''Real one-on-one contact'' with blacks was rare for Conway when he was growing up. When he went to the European business school in Paris in 1979, he had one of his first unhindered friendships with a black. ''One of the chaps in the course was a guy from Nigeria. And I remember the rest of the group thinking there was no way you must let these two come into contact too closely.'' A grin begins to inch across Conway's face. ''And then one night they'd all gone out,'' and the two were left alone. ''I said, 'OK, let's talk now.' '' He rolls with laughter, remembering the tension of the moment.
''We became, of that group, the closest friends. The joke of the whole program was that here you've got a South African and a Nigerian, supposedly archenemies, being the best of friends. . . .''

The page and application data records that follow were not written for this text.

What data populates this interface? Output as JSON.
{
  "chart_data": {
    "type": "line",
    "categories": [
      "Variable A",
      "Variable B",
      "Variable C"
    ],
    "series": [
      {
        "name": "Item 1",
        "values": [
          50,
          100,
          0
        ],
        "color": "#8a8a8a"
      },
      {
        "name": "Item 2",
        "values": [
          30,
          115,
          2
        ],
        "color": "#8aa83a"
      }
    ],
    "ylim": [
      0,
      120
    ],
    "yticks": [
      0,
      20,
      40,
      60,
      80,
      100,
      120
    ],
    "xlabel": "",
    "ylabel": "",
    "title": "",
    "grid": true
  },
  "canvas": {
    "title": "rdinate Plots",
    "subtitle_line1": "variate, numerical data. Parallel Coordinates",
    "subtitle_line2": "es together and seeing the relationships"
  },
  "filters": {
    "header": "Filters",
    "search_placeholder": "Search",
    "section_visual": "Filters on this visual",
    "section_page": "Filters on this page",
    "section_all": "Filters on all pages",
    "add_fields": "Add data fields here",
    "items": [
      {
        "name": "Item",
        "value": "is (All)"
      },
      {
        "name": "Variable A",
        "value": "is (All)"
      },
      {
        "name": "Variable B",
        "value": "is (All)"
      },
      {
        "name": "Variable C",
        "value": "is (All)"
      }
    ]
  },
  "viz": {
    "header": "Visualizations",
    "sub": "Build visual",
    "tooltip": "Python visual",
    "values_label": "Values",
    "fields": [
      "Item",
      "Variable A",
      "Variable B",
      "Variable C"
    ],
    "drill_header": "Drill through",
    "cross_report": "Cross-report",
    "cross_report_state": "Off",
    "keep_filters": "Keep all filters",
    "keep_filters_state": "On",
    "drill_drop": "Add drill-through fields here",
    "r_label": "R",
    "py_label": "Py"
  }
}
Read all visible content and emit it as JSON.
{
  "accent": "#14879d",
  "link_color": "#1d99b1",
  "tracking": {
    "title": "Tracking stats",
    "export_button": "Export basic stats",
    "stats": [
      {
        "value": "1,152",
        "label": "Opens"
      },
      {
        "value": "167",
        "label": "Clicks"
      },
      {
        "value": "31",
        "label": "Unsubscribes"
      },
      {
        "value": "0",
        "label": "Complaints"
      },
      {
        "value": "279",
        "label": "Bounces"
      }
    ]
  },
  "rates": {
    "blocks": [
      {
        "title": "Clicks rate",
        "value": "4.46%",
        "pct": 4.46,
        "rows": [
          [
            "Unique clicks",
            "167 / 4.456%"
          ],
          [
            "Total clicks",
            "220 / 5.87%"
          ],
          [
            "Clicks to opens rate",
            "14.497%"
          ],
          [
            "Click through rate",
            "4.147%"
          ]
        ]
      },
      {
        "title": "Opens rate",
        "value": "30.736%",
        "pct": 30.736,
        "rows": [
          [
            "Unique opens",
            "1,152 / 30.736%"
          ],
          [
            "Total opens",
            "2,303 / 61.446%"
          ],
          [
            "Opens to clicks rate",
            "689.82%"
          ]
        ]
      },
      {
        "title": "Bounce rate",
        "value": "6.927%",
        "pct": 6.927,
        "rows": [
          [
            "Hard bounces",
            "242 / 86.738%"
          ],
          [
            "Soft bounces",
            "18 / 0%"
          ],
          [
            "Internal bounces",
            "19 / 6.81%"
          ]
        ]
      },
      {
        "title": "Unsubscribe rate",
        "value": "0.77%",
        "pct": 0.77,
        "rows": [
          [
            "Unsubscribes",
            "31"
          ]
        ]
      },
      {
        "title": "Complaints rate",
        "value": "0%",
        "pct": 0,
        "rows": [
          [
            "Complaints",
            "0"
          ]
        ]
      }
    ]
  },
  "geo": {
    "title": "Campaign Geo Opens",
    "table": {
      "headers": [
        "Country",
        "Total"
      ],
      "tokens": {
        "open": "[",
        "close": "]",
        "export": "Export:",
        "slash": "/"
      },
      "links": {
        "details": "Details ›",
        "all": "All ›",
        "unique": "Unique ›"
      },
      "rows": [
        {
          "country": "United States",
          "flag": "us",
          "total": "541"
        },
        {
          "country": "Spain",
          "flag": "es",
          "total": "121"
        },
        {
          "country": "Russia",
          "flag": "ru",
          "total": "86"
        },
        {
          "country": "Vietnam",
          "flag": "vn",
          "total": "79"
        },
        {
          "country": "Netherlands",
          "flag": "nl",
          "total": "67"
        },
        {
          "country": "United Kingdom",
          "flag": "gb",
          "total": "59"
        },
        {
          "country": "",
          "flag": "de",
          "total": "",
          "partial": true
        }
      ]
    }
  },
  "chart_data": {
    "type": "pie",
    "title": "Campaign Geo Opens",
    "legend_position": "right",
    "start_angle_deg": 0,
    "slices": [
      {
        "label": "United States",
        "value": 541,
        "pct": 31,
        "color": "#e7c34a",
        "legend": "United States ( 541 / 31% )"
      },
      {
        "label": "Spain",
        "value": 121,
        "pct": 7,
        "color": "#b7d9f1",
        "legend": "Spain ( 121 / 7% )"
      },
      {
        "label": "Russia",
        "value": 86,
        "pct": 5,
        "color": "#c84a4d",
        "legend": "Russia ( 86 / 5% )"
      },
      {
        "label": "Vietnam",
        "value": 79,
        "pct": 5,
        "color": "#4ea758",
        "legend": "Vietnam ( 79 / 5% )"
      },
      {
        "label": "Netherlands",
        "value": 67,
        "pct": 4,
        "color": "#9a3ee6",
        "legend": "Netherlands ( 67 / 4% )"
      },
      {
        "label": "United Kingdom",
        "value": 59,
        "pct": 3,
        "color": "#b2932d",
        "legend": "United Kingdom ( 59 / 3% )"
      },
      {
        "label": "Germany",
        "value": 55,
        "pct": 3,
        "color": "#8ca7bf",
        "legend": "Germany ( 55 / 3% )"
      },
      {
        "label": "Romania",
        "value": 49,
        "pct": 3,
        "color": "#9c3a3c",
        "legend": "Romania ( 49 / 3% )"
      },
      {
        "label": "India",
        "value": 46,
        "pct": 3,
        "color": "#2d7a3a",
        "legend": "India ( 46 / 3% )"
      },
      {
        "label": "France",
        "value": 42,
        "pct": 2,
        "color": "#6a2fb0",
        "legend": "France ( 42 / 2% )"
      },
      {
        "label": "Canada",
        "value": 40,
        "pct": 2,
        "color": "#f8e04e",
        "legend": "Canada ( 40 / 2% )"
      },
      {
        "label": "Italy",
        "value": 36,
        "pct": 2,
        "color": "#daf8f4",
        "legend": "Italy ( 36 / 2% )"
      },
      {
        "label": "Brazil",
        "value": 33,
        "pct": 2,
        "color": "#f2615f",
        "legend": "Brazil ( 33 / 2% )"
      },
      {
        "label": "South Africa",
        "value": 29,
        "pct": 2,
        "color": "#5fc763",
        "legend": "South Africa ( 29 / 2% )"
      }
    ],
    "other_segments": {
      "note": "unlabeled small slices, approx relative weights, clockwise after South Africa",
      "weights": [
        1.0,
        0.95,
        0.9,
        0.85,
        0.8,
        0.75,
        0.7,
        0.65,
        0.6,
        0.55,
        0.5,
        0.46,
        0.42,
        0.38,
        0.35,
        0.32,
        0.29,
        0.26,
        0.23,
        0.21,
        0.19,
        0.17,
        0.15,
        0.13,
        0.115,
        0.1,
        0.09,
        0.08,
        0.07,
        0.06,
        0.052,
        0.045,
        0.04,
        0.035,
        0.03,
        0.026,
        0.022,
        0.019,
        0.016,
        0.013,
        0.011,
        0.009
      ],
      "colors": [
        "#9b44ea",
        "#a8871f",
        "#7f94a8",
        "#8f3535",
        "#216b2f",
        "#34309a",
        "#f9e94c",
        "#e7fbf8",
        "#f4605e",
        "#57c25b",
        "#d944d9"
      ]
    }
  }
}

''It just reinforced everything that I thought was really relevant to the South African situation. It sounds trite, but you've got to start by correcting white perceptions, in fact, so they realize that black people are also human beings - they're capable of every emotional feeling that you have.''
''And it's happening,'' Conway emphasizes. ''As more blacks are integrated into the economy, acquire more responsibilty, they gain more rights and more social contact, thus breaking down white fears.''
But such changes are not being welcomed with open arms. He explains: ''There's police brutality, arrests, banning - all those things highlighted in the press. But South Africa can't change this process. The black man becoming more a part of society is unalterable, and it would be better for the government to accept this.''
Conway says one result of this process of change has been Prime Minister Pieter Botha's proposed plan to give Coloreds (people of mixed-race descent) and Indians political representation. ''The effect of this is going to be that these groups will use this position as a power base to extract more rights and greater political participation.''
He admits the reform plan doesn't solve South Africa's problems. ''How can it , when it excludes the blacks? The point is that it's a reaction to a set of circumstances, it has raised expectations throughout the country, and is going to be a platform to promote more change.'' Eventually, he says, the government will have to negotiate with the blacks.
Conway sees his role as helping this process of change. He is a man on a tightrope, trying to walk the thin wire of conciliation between the Nationalist Party and its policy of apartheid on the right and the violent factions of black political dissent on the left.
He has some unique proposals for facilitating this change; many of them ask the help of the United States.
For one, Conway wants to encourage American businesses to invest and build
in South Africa. He fiercely opposes the divestiture movement, popular on US college campuses, that seeks to force American companies out of South Africa.
''You want more and more American contact, because Americans are a force for promoting change.'' When US companies abide by the Sullivan principles (a code devised to help US multinationals operating in South Africa promote equal opportunity there), and ''when they take the lead, as they have, in promoting blacks to executive positions, this creates a change of its own. South African companies then have to follow.''
''Americans and American business can play a key role in change in South Africa,'' Conway says; ''I don't think they realize how much.''
Conway wants to break South Africa's bonds of extremism with imagination and negotiation. ''Current thinking on South Africa is too stereotyped and focuses too much on dissecting the same old problem rather than in suggesting new solutions.'' He asks: ''Must millions of South Africans suffer in a situation of either revolution or oppression because of the lack of imaginative leadership?'' He believes there is another way: to encourage the path of peaceful evolution ''quickly and determinedly.''